Buckinghamshire-based Simon Taylor Furniture prides itself on its ‘truly bespoke’ offering. MD Simon Taylor tells Tim Wallace how the business is faring, what retailers should do about product delays, and why he feels other designers don’t always match up to his exacting standards.
Q: Your furniture is made to the precise requirements of each client but some of your competitors sell options from pre-designed ranges. Are their claims that these are bespoke therefore misleading?
A: The word ‘bespoke’ is often used as a catch-all term in kitchen marketing these days and it can be confusing for potential purchasers who believe they are paying for something unique, when they aren’t. How can companies that sell pre-sized carcases and doors on their websites claim to make bespoke kitchens? They do, though, and that frustrates me.
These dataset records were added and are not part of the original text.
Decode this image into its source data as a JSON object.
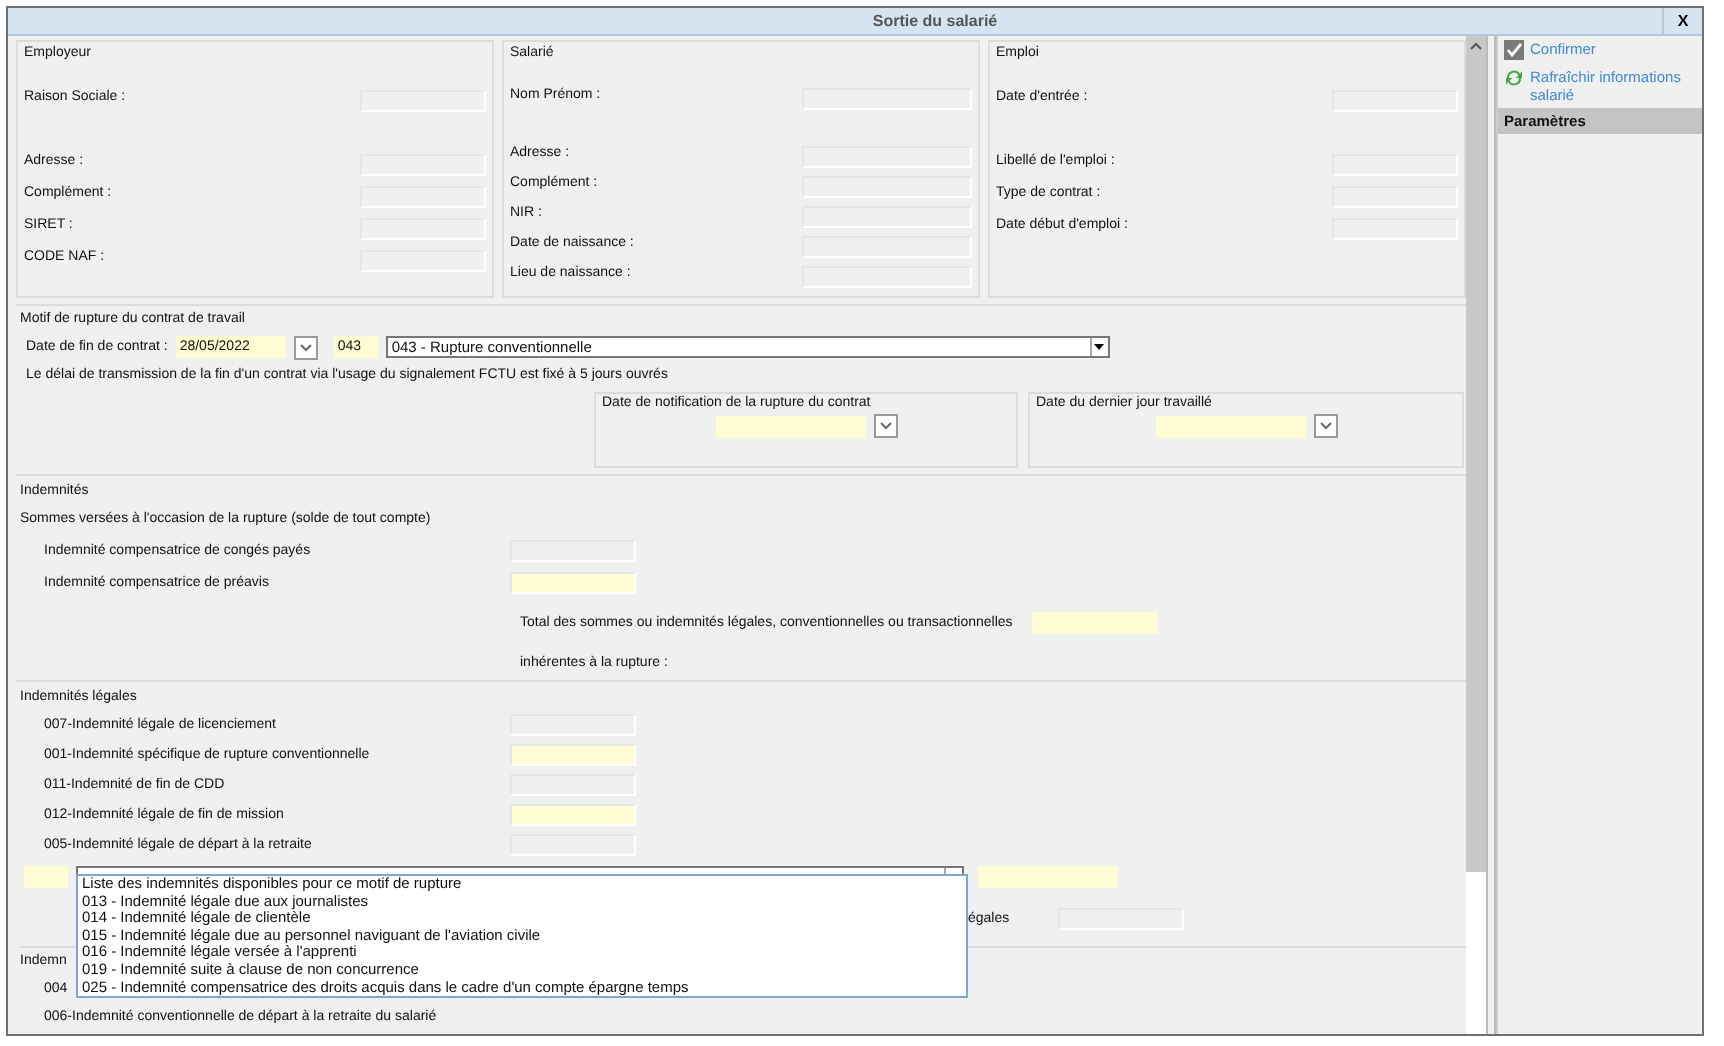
{
  "window": {
    "title": "Sortie du salarié",
    "close": "X"
  },
  "panels": [
    {
      "title": "Employeur",
      "fields": [
        {
          "label": "Raison Sociale :",
          "kind": "double"
        },
        {
          "label": "Adresse :",
          "kind": "single"
        },
        {
          "label": "Complément :",
          "kind": "single"
        },
        {
          "label": "SIRET :",
          "kind": "single"
        },
        {
          "label": "CODE NAF :",
          "kind": "single"
        }
      ]
    },
    {
      "title": "Salarié",
      "fields": [
        {
          "label": "Nom Prénom :",
          "kind": "double"
        },
        {
          "label": "Adresse :",
          "kind": "single"
        },
        {
          "label": "Complément :",
          "kind": "single"
        },
        {
          "label": "NIR :",
          "kind": "single"
        },
        {
          "label": "Date de naissance :",
          "kind": "single"
        },
        {
          "label": "Lieu de naissance :",
          "kind": "single"
        }
      ]
    },
    {
      "title": "Emploi",
      "fields": [
        {
          "label": "Date d'entrée :",
          "kind": "double"
        },
        {
          "label": "Libellé de l'emploi :",
          "kind": "single"
        },
        {
          "label": "Type de contrat :",
          "kind": "single"
        },
        {
          "label": "Date début d'emploi :",
          "kind": "single"
        }
      ]
    }
  ],
  "motif": {
    "title": "Motif de rupture du contrat de travail",
    "date_label": "Date de fin de contrat :",
    "date_value": "28/05/2022",
    "code": "043",
    "reason": "043 - Rupture conventionnelle",
    "notice": "Le délai de transmission de la fin d'un contrat via l'usage du signalement FCTU est fixé à 5 jours ouvrés"
  },
  "date_boxes": [
    {
      "title": "Date de notification de la rupture du contrat"
    },
    {
      "title": "Date du dernier jour travaillé"
    }
  ],
  "indemnites": {
    "title": "Indemnités",
    "subtitle": "Sommes versées à l'occasion de la rupture (solde de tout compte)",
    "rows": [
      {
        "label": "Indemnité compensatrice de congés payés",
        "required": false
      },
      {
        "label": "Indemnité compensatrice de préavis",
        "required": true
      }
    ],
    "total_lines": [
      "Total des sommes ou indemnités légales, conventionnelles ou transactionnelles",
      "inhérentes à la rupture :"
    ]
  },
  "legales": {
    "title": "Indemnités légales",
    "rows": [
      {
        "label": "007-Indemnité légale de licenciement",
        "required": false
      },
      {
        "label": "001-Indemnité spécifique de rupture conventionnelle",
        "required": true
      },
      {
        "label": "011-Indemnité de fin de CDD",
        "required": false
      },
      {
        "label": "012-Indemnité légale de fin de mission",
        "required": true
      },
      {
        "label": "005-Indemnité légale de départ à la retraite",
        "required": false
      }
    ]
  },
  "other_dropdown": {
    "expanded": true,
    "options": [
      "Liste des indemnités disponibles pour ce motif de rupture",
      "013 - Indemnité légale due aux journalistes",
      "014 - Indemnité légale de clientèle",
      "015 - Indemnité légale due au personnel naviguant de l'aviation civile",
      "016 - Indemnité légale versée à l'apprenti",
      "019 - Indemnité suite à clause de non concurrence",
      "025 - Indemnité compensatrice des droits acquis dans le cadre d'un compte épargne temps"
    ]
  },
  "partly_hidden": {
    "total_label": "égales",
    "section": "Indemn",
    "row_code": "004",
    "last_row": "006-Indemnité conventionnelle de départ à la retraite du salarié"
  },
  "sidebar": {
    "actions": [
      {
        "label": "Confirmer",
        "kind": "check"
      },
      {
        "label": "Rafraîchir informations salarié",
        "kind": "refresh"
      }
    ],
    "section": "Paramètres"
  }
}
Q: How does your proposition differ?
A: Since 1985, my business has specialised in designing and making truly bespoke furniture in any style, colour or material, and in any size, within reason. Everything is made to their exact requirements in our cabinet workshop where we have CNC machinery, while our skilled craftspeople use traditional cabinetmaking methods to handmake and hand finish individual pieces.
We have never created named furniture ranges, because they have limited options – usually in terms of cabinet sizes and finishes. It can be a lot easier to sell from pre-defined ranges and many of my competitors do just that. I have no issue with companies that do that, because many are absolutely superb, beautiful and very high quality. But if you can go to the house next door and see the same kitchen, then it isn’t a bespoke kitchen.
Q: How has the pandemic changed you and your business?
A: During the first lockdown I pressed the reset button and concentrated on long-term strategies including a brand refresh, a new website and a brochure. I also made the manufacturing business run more efficiently, adding containerised storage outside my workshop, which is used as warehousing, and installing an energy efficient wood burner, which now heats our workshop using our wood waste.
I will always be a fan of print advertising, but the business now also has a digital marketing strategy on Facebook and Instagram, using targeted organic and paid-for messages.
Q: How well has the business coped?
A: We bounced back slowly, but things then drastically improved. We now have a much higher value order book, but over a longer period – mainly because of the supply chain. Property is one of the safest places to invest right now and since restrictions eased, many clients have decided to invest in their homes. It is a similar story across the industry but we all have to be prepared for quieter times ahead.
Q: What advice would you give designers struggling with product delays?
A: To be in this situation two years down the line is ludicrous, and it is impacting on cash flow for all of us. Many appliance brands sell direct via online retailers that can deliver quickly so my advice is to find similar or upgraded appliances online and then negotiate with the manufacturer to achieve your margin. If that is not possible, find alternative suppliers that can stick to a delivery date. They are out there.
Q: How much are rising costs affecting the business?
A: Some of our raw material costs have risen threefold since the pandemic. In most cases we absorb the costs if projects are already underway. In others, we have to pass them on to our clients, but we find other ways of delivering efficient solutions to them.
Q: What other new or evolving design trends are you seeing?
A: A shift toward installing concealed home offices behind pocket doors that can be installed in kitchens, bedrooms, living rooms or hallways. We have also seen a lot of interest in libraries and bookshelves, because of the popularity of video calls.